Processor 502 represents one or more general-purpose processing devices such as a microprocessor, central processing unit, or the like. More particularly, the processor 502 may be a complex instruction set computing (CISC) microprocessor, reduced instruction set computing (RISC) microprocessor, very long instruction word (VLIW) microprocessor, or a processor implementing other instruction sets or processors implementing a combination of instruction sets. The processor 502 may also be one or more special-purpose processing devices such as an application specific integrated circuit (ASIC), a field programmable gate array (FPGA), a digital signal processor (DSP), network processor, or the like. The processor 502 is configured to execute the processing logic 526 for performing the operations and steps discussed herein.
The computer system 500 may further include a network interface device 522. The computer system 500 also may include a video display unit 510 (e.g., a liquid crystal display (LCD) or a cathode ray tube (CRT)), an alphanumeric input device 512 (e.g., a keyboard), a cursor control device 514 (e.g., a mouse), and a signal generation device 520 (e.g., a speaker).
The data storage device 516 may include a computer-readable medium 524 on which is stored one or more sets of instructions (e.g., software 526) embodying any one or more of the methodologies or functions described herein.
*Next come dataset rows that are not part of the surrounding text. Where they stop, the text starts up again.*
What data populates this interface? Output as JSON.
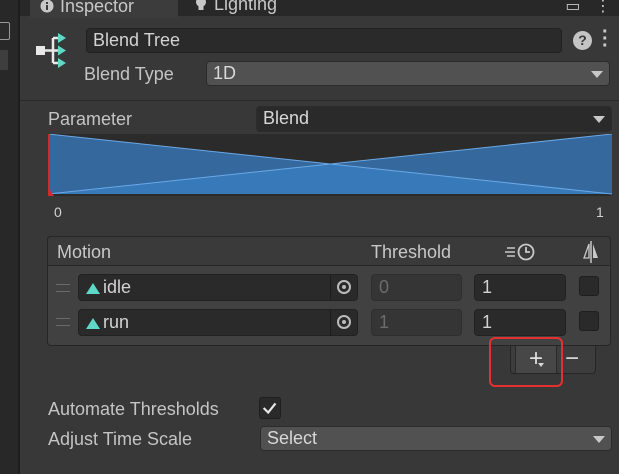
{
  "tabs": [
    {
      "label": "Inspector",
      "icon": "info-icon"
    },
    {
      "label": "Lighting",
      "icon": "lightbulb-icon"
    }
  ],
  "header": {
    "name": "Blend Tree",
    "blend_type_label": "Blend Type",
    "blend_type_value": "1D"
  },
  "parameter": {
    "label": "Parameter",
    "value": "Blend"
  },
  "graph": {
    "min_label": "0",
    "max_label": "1",
    "colors": {
      "fill": "#3a7fc4",
      "line": "#6aa8e6",
      "marker": "#d22a2a"
    }
  },
  "motion_list": {
    "col_motion": "Motion",
    "col_threshold": "Threshold",
    "col_speed_icon": "time-scale-icon",
    "col_mirror_icon": "mirror-icon",
    "rows": [
      {
        "motion": "idle",
        "threshold": "0",
        "speed": "1"
      },
      {
        "motion": "run",
        "threshold": "1",
        "speed": "1"
      }
    ]
  },
  "list_buttons": {
    "add": "+",
    "remove": "−"
  },
  "automate_thresholds": {
    "label": "Automate Thresholds",
    "checked": true
  },
  "adjust_time_scale": {
    "label": "Adjust Time Scale",
    "value": "Select"
  },
  "accent_colors": {
    "tab_highlight": "#3a79bb",
    "callout": "#e53030",
    "anim_icon": "#5fd8c8"
  }
}
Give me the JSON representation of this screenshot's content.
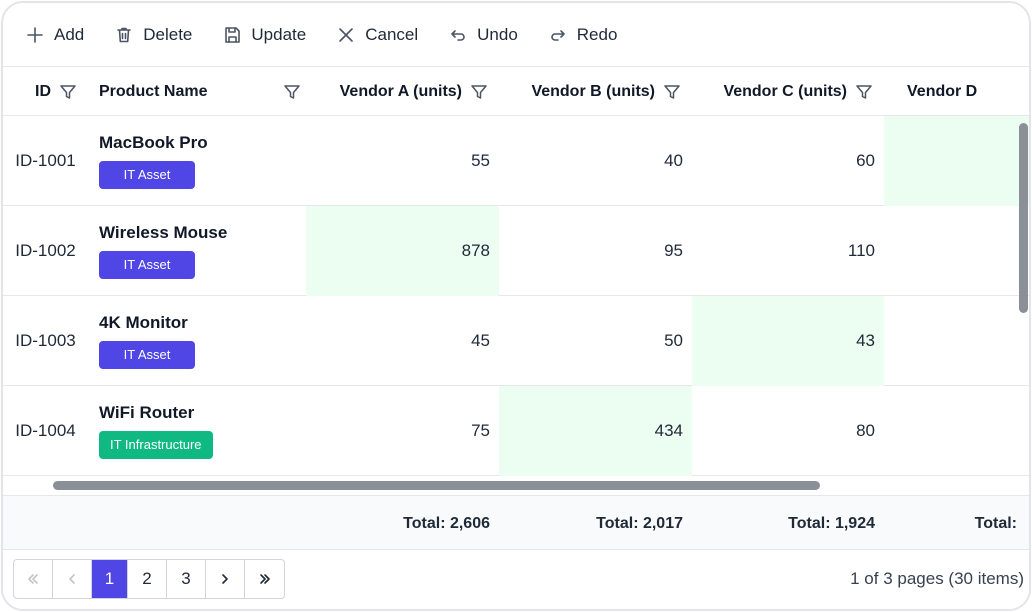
{
  "toolbar": {
    "add": "Add",
    "delete": "Delete",
    "update": "Update",
    "cancel": "Cancel",
    "undo": "Undo",
    "redo": "Redo"
  },
  "columns": {
    "id": "ID",
    "product": "Product Name",
    "vendor_a": "Vendor A (units)",
    "vendor_b": "Vendor B (units)",
    "vendor_c": "Vendor C (units)",
    "vendor_d": "Vendor D"
  },
  "rows": [
    {
      "id": "ID-1001",
      "name": "MacBook Pro",
      "category": "IT Asset",
      "a": "55",
      "b": "40",
      "c": "60",
      "d": ""
    },
    {
      "id": "ID-1002",
      "name": "Wireless Mouse",
      "category": "IT Asset",
      "a": "878",
      "b": "95",
      "c": "110",
      "d": ""
    },
    {
      "id": "ID-1003",
      "name": "4K Monitor",
      "category": "IT Asset",
      "a": "45",
      "b": "50",
      "c": "43",
      "d": ""
    },
    {
      "id": "ID-1004",
      "name": "WiFi Router",
      "category": "IT Infrastructure",
      "a": "75",
      "b": "434",
      "c": "80",
      "d": ""
    }
  ],
  "totals": {
    "a": "Total: 2,606",
    "b": "Total: 2,017",
    "c": "Total: 1,924",
    "d": "Total:"
  },
  "pager": {
    "first": "«",
    "prev": "‹",
    "pages": [
      "1",
      "2",
      "3"
    ],
    "next": "›",
    "last": "»",
    "info": "1 of 3 pages (30 items)"
  },
  "colors": {
    "badge_it_asset": "#4f46e5",
    "badge_it_infrastructure": "#10b981",
    "highlight": "#ecfdf1",
    "active_page": "#4f46e5"
  }
}
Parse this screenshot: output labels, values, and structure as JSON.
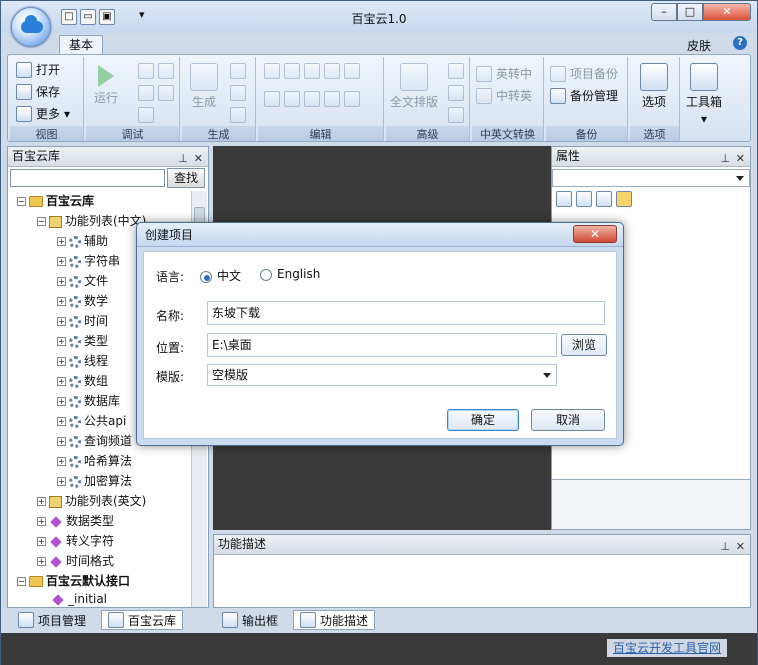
{
  "window": {
    "title": "百宝云1.0",
    "minimize": "–",
    "maximize": "□",
    "close": "✕"
  },
  "ribbon": {
    "tab": "基本",
    "skin": "皮肤",
    "help": "?",
    "groups": {
      "view": {
        "label": "视图",
        "open": "打开",
        "save": "保存",
        "more": "更多"
      },
      "debug": {
        "label": "调试",
        "run": "运行"
      },
      "build": {
        "label": "生成",
        "build": "生成"
      },
      "edit": {
        "label": "编辑"
      },
      "advanced": {
        "label": "高级",
        "format": "全文排版"
      },
      "convert": {
        "label": "中英文转换",
        "en": "英转中",
        "cn": "中转英"
      },
      "backup": {
        "label": "备份",
        "backup": "项目备份",
        "manage": "备份管理"
      },
      "options": {
        "label": "选项",
        "options": "选项"
      },
      "toolbox": {
        "label": "工具箱"
      }
    }
  },
  "library_panel": {
    "title": "百宝云库",
    "search_button": "查找",
    "root": "百宝云库",
    "func_cn": "功能列表(中文)",
    "items": [
      "辅助",
      "字符串",
      "文件",
      "数学",
      "时间",
      "类型",
      "线程",
      "数组",
      "数据库",
      "公共api",
      "查询频道",
      "哈希算法",
      "加密算法"
    ],
    "func_en": "功能列表(英文)",
    "others": [
      "数据类型",
      "转义字符",
      "时间格式"
    ],
    "default_api": "百宝云默认接口",
    "initial": "_initial"
  },
  "properties_panel": {
    "title": "属性"
  },
  "description_panel": {
    "title": "功能描述"
  },
  "bottom_tabs_left": [
    "项目管理",
    "百宝云库"
  ],
  "bottom_tabs_right": [
    "输出框",
    "功能描述"
  ],
  "status": {
    "link": "百宝云开发工具官网"
  },
  "dialog": {
    "title": "创建项目",
    "language_label": "语言:",
    "lang_cn": "中文",
    "lang_en": "English",
    "name_label": "名称:",
    "name_value": "东坡下载",
    "location_label": "位置:",
    "location_value": "E:\\桌面",
    "browse": "浏览",
    "template_label": "模版:",
    "template_value": "空模版",
    "ok": "确定",
    "cancel": "取消"
  }
}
The software 526 may also reside, completely or at least partially, within the main memory 504 and/or within the processor 502 during execution thereof by the computer system 500, the main memory 504 and the processor 502 also constituting computer-readable media. The software 526 may further be transmitted or received over a network 520 via the network interface device 522.
While the computer-readable medium 524 is shown in an exemplary embodiment to be a single medium, the term “computer-readable medium” should be taken to include a single medium or multiple media (e.g., a centralized or distributed database, and/or associated caches and servers) that store the one or more sets of instructions. The term “computer-readable medium” shall also be taken to include any medium that is capable of storing, encoding or carrying a set of instructions for execution by the machine and that cause the machine to perform any one or more of the methodologies of the present invention. The term “computer-readable medium” shall accordingly be taken to include, but not be limited to, solid-state memories, optical media, and magnetic media.
It is to be understood that the above description is intended to be illustrative, and not restrictive. Many other embodiments will be apparent to those of skill in the art upon reading and understanding the above description. The scope of the invention should, therefore, be determined with reference to the appended claims, along with the full scope of equivalents to which such claims are entitled.